Who pays for all of this?
The answer is the deceased, through his Estate, which you represent as the Fiduciary. During the administration, you will collect all moneys, financial accounts, insurance, stocks, real estate, etc. belonging to the deceased. Some of this you may convert to money, which will be deposited into an Estate Account, which you will open at a local bank. As Fiduciary, you will be the owner of the account, on behalf of the Estate. It is from this account that you will pay all the obligations of the Estate to the creditors of the Estate, keeping accurate records of each transaction for review by the court and your attorney. Any debts you feel are not valid or warranted, you may elect to deny, defending the estate from those creditors before the probate court. From what is left after the bills have been paid, you will distribute the inheritances left to the beneficiaries named in the Will. You will also pay any estate tax which may be owed by the estate and the deceased's last income tax return. These are the essential services you perform as fiduciary. There are many procedural details you will need to learn along the way to accomplish your task, which your attorney will assist you with.
It is recommended that you seek legal representation during any probate procedure. The professional assistance and advice will be invaluable to you.
TWO LOCATIONS TO SERVE YOU:
- Neighborhood Clients: Catalina Manufactured Home Park at 6501 Germantown Rd., Lot 41, Middletown, Ohio, 45042, on State Route #4 [My Home - by appointment only] (Near the Land of Illusion Haunted Scream Park.)
- Dayton area clients: I'm available at 4130 Linden Avenue, Claypool Building, Suite 304, Dayton, Ohio, 45432 courtesy of my good friend, R. Jason Howard. [by appointment only]
- Phone: 513 423-8912
- Email: Monte K. Snyder, Attorney

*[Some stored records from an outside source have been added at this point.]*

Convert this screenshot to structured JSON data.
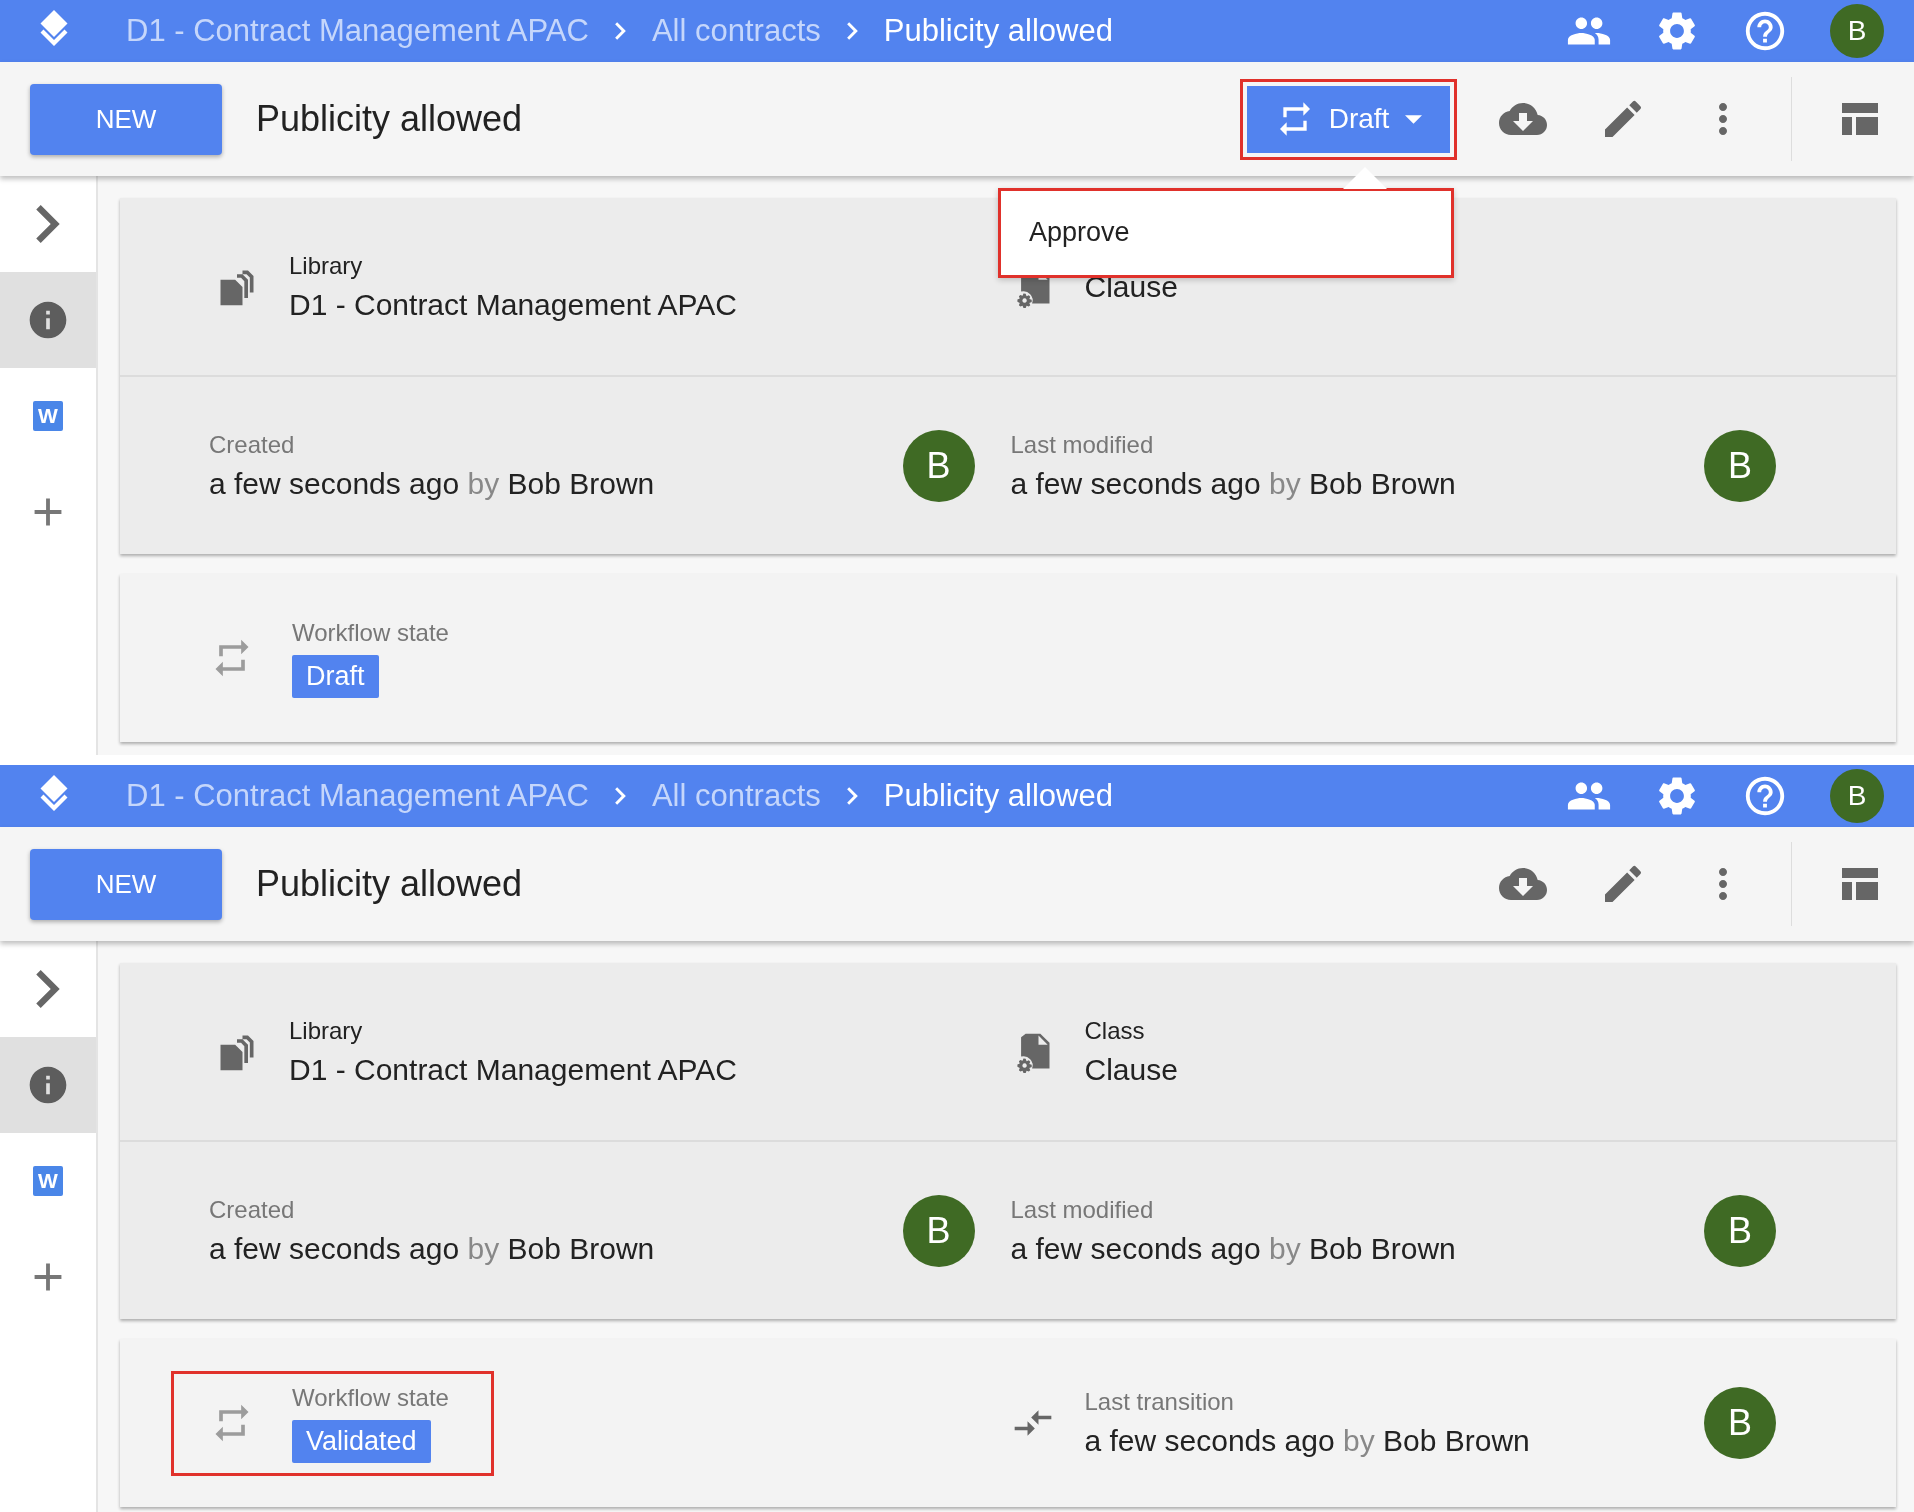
{
  "panels": [
    {
      "header": {
        "breadcrumbs": [
          {
            "label": "D1 - Contract Management APAC",
            "current": false
          },
          {
            "label": "All contracts",
            "current": false
          },
          {
            "label": "Publicity allowed",
            "current": true
          }
        ],
        "avatar": "B"
      },
      "toolbar": {
        "new_button": "NEW",
        "title": "Publicity allowed",
        "state_button": {
          "label": "Draft",
          "highlighted": true
        },
        "menu": {
          "items": [
            "Approve"
          ],
          "highlighted": true
        }
      },
      "sidebar": [
        {
          "kind": "expand",
          "selected": false
        },
        {
          "kind": "info",
          "selected": true
        },
        {
          "kind": "word",
          "label": "W",
          "selected": false
        },
        {
          "kind": "add",
          "selected": false
        }
      ],
      "cards": [
        {
          "rows": [
            {
              "fields": [
                {
                  "kind": "library",
                  "label": "Library",
                  "value": "D1 - Contract Management APAC"
                },
                {
                  "kind": "class",
                  "value": "Clause"
                }
              ]
            },
            {
              "fields": [
                {
                  "kind": "audit",
                  "label": "Created",
                  "time": "a few seconds ago",
                  "by": "by",
                  "user": "Bob Brown",
                  "avatar": "B"
                },
                {
                  "kind": "audit",
                  "label": "Last modified",
                  "time": "a few seconds ago",
                  "by": "by",
                  "user": "Bob Brown",
                  "avatar": "B"
                }
              ]
            }
          ]
        },
        {
          "rows": [
            {
              "fields": [
                {
                  "kind": "workflow",
                  "label": "Workflow state",
                  "badge": "Draft",
                  "highlighted": false
                }
              ]
            }
          ]
        }
      ]
    },
    {
      "header": {
        "breadcrumbs": [
          {
            "label": "D1 - Contract Management APAC",
            "current": false
          },
          {
            "label": "All contracts",
            "current": false
          },
          {
            "label": "Publicity allowed",
            "current": true
          }
        ],
        "avatar": "B"
      },
      "toolbar": {
        "new_button": "NEW",
        "title": "Publicity allowed"
      },
      "sidebar": [
        {
          "kind": "expand",
          "selected": false
        },
        {
          "kind": "info",
          "selected": true
        },
        {
          "kind": "word",
          "label": "W",
          "selected": false
        },
        {
          "kind": "add",
          "selected": false
        }
      ],
      "cards": [
        {
          "rows": [
            {
              "fields": [
                {
                  "kind": "library",
                  "label": "Library",
                  "value": "D1 - Contract Management APAC"
                },
                {
                  "kind": "class",
                  "label": "Class",
                  "value": "Clause"
                }
              ]
            },
            {
              "fields": [
                {
                  "kind": "audit",
                  "label": "Created",
                  "time": "a few seconds ago",
                  "by": "by",
                  "user": "Bob Brown",
                  "avatar": "B"
                },
                {
                  "kind": "audit",
                  "label": "Last modified",
                  "time": "a few seconds ago",
                  "by": "by",
                  "user": "Bob Brown",
                  "avatar": "B"
                }
              ]
            }
          ]
        },
        {
          "rows": [
            {
              "fields": [
                {
                  "kind": "workflow",
                  "label": "Workflow state",
                  "badge": "Validated",
                  "highlighted": true
                },
                {
                  "kind": "transition",
                  "label": "Last transition",
                  "time": "a few seconds ago",
                  "by": "by",
                  "user": "Bob Brown",
                  "avatar": "B"
                }
              ]
            }
          ]
        }
      ]
    }
  ]
}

THE INFORMATION PROVIDED ON THIS SITE IS INTENDED TO BE A BRIEF OVERVIEW OF SOME OF THE LEGAL PROCESSES INVOLVED IN THE ISSUES ADDRESSED. ALL INFORMATION IS LIMITED TO OHIO. IT IS NOT INTENDED AS LEGAL ADVICE ON YOUR PARTICULAR CIRCUMSTANCES. IT IS ONLY INTENDED TO ASSIST YOU IN UNDERSTANDING THOSE PROCESSES.